“I visited numerous service sites across the eight-county region, visiting with program managers, supervisors, line staff and community stakeholders,” Crews said. “The Gateway members were open and eager to provide information.”
His report began by disclosing that Gateway BHS had established several nonprofit and for-profit corporations. This created an organization structure that was hard for both the public and employees to understand, he said. Furthermore, using funds from DBHDD contracts to operate a nonprofit corporation is a violation of Official Code of Georgia # 37-2-6.1(j).
One of those corporations, Gateway Employment and Manufacturing Inc., is a bottling plant in St. Marys. State funds apparently were diverted to start and then prop up this plant, which provided jobs to patients with developmental disabilities. In his report, Crews said the plant is scheduled to close in October.
He said Gateway’s unrestricted fund balance has declined since fiscal year 2009 and has remained at a loss of $3.8 million for the past four fiscal years.
He also noted that Gateway’s administrative costs are higher than other organizations with $30 million budgets. He said Gateway’s 17 percent administration fees are a lot higher than the average 12.4 percent administration fees reported by 18 Georgia community-service boards.
Crews’ report said former Gateway BHS CEO Frank Bonati’s salary went from $125,000 in 2003 to $211,000 in 2013. He said even though Bonati was paid $211,000 for his last year, Bonati’s last contract did not authorize a 2 percent pay increase from the previous year — a difference totaling $12,636.26.
Crews also said despite what Gateway’s lawyer at the time told him, Gateway board member Matt Cardella’s service on the board was a conflict of interest. Cardella works in Edward Jones’ Hinesville office, which received 1.35 percent of all contributions to Gateway employees’ retirement accounts.
“Mr. Cardella was very cooperative and very much concerned,” Crews said. “He had offered to resign from the board, but was (wrongly) told there was no conflict of interest.”
Crews said Cardella resigned immediately when new attorney J. Pargen Robertson advised him to do so.

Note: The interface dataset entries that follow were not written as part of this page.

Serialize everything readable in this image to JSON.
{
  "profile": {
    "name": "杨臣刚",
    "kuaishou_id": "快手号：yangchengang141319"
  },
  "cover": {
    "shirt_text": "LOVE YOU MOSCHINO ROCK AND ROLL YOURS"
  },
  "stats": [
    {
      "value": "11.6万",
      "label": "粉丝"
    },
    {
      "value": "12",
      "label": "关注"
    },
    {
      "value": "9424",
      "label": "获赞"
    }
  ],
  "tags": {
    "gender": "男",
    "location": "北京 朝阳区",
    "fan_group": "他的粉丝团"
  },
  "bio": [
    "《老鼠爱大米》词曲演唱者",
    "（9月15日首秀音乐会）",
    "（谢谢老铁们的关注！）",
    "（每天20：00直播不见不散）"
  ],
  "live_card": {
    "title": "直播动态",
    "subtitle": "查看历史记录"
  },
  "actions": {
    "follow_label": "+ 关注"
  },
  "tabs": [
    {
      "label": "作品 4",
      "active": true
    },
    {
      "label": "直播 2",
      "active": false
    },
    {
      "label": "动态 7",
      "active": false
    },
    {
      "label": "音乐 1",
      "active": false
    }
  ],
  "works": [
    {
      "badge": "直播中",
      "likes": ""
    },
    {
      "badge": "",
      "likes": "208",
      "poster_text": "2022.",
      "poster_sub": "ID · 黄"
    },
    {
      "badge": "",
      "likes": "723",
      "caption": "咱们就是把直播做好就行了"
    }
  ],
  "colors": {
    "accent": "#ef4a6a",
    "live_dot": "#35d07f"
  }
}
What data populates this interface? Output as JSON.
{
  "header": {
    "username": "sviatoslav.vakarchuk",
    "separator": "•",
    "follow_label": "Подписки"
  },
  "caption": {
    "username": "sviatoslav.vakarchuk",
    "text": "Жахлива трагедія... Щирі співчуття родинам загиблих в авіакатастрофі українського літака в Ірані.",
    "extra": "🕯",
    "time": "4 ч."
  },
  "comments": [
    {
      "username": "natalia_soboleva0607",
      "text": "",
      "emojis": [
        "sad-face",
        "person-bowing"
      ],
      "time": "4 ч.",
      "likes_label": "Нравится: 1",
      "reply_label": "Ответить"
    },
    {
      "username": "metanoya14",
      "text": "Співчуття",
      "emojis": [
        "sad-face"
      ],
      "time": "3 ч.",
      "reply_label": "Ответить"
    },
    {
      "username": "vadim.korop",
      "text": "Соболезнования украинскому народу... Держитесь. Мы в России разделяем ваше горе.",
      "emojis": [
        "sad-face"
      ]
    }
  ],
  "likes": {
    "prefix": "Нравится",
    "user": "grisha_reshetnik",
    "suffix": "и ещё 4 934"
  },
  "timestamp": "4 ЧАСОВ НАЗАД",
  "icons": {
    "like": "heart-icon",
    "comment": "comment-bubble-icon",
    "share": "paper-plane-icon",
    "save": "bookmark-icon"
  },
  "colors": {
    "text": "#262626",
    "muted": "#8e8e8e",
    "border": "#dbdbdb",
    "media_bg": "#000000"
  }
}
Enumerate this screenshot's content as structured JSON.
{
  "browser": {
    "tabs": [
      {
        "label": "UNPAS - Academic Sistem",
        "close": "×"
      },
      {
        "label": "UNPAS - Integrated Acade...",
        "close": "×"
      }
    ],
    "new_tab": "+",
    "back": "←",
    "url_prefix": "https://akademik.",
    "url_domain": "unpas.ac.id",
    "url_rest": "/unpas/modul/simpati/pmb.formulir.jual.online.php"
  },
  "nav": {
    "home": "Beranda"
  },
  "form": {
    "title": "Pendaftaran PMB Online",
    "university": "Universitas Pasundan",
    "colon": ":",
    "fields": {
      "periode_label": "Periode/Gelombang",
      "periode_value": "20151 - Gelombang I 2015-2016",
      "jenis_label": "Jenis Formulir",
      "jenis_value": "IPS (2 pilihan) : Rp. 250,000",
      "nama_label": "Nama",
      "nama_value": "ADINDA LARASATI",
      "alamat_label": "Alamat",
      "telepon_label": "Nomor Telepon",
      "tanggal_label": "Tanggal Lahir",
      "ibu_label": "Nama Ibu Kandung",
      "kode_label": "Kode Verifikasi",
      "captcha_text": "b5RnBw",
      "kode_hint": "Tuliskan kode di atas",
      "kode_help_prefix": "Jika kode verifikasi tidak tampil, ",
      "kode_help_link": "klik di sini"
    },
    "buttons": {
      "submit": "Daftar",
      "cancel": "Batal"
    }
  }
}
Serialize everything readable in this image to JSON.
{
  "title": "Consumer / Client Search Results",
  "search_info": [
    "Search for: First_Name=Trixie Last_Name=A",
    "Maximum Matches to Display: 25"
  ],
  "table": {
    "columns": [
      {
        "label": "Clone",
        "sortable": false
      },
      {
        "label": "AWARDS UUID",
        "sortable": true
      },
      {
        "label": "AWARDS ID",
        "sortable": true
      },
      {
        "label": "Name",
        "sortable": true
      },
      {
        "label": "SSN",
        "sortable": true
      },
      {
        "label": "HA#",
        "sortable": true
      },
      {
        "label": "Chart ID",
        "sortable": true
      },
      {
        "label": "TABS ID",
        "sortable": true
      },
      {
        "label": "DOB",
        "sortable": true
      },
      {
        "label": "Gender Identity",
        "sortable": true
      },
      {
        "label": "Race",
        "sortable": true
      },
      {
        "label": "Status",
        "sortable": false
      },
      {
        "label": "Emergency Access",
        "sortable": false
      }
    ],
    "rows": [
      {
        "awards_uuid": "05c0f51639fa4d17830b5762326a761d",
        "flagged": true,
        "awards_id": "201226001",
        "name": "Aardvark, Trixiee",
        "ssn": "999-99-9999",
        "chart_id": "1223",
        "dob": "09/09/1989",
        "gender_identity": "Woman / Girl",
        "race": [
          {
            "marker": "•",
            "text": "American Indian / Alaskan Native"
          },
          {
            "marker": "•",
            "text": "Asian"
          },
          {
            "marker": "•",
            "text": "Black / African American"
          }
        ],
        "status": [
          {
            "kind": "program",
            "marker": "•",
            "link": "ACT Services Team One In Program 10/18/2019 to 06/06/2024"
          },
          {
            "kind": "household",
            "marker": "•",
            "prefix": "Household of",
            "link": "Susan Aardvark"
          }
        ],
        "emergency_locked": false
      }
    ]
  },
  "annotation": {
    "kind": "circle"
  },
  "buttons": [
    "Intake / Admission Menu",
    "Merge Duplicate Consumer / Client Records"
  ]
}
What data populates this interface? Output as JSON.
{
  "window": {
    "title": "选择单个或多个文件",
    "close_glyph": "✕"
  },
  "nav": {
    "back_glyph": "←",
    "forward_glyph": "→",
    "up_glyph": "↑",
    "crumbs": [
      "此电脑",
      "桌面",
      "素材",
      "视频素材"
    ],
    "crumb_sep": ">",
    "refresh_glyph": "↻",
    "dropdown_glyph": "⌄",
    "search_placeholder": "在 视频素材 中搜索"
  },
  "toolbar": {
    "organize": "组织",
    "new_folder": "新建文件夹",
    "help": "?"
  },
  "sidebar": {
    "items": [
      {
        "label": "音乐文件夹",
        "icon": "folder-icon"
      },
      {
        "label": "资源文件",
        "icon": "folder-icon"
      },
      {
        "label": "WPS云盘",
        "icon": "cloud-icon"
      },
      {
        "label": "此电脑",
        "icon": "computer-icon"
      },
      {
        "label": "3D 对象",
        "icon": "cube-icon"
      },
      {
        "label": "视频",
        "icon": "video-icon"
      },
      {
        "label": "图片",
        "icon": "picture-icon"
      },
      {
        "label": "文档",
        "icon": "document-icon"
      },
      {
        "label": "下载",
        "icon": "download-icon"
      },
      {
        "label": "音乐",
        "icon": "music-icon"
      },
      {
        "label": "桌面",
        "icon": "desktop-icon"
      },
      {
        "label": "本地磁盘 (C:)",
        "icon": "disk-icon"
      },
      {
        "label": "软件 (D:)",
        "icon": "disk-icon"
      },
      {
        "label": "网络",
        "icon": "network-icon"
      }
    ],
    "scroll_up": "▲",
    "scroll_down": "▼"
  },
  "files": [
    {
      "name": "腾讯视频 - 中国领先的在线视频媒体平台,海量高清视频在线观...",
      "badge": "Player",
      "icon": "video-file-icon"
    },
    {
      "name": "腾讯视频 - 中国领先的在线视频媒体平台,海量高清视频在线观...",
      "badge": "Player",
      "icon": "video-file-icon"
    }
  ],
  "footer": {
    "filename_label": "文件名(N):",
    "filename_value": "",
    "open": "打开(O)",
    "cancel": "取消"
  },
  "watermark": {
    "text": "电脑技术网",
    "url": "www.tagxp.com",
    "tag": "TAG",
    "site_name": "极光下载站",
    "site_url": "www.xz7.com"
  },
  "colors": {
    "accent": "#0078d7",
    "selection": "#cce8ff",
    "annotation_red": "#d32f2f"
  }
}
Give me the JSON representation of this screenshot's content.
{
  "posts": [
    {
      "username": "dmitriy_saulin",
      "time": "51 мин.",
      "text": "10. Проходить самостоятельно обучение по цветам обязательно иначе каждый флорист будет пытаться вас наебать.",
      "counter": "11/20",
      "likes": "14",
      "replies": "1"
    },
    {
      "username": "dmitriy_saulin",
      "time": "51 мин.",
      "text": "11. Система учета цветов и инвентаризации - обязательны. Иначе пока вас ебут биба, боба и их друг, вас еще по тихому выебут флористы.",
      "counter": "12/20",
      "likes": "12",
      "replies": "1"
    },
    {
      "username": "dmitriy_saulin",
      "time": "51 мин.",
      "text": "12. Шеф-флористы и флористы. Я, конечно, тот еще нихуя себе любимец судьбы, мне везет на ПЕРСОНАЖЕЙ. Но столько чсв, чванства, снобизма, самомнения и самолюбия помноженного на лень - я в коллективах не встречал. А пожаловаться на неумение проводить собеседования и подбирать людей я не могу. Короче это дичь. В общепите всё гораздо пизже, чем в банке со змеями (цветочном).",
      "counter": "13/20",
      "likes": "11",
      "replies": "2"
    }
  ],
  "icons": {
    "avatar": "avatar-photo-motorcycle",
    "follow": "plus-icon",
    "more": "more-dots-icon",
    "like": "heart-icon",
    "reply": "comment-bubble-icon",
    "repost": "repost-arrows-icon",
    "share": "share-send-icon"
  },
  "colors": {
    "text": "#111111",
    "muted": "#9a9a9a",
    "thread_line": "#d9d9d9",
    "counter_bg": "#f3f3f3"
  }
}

“There was no evidence of fraud at Gateway BHS, just poor management decisions,” Crews said as he summarized his findings. “We’ve been reducing expenses in ways that don’t affect consumers (patients). We’re in the process of a nationwide search for a new, permanent CEO. Because I’m the CEO of our sister facility in Lawrenceville, I’m dividing my time between there and Brunswick.”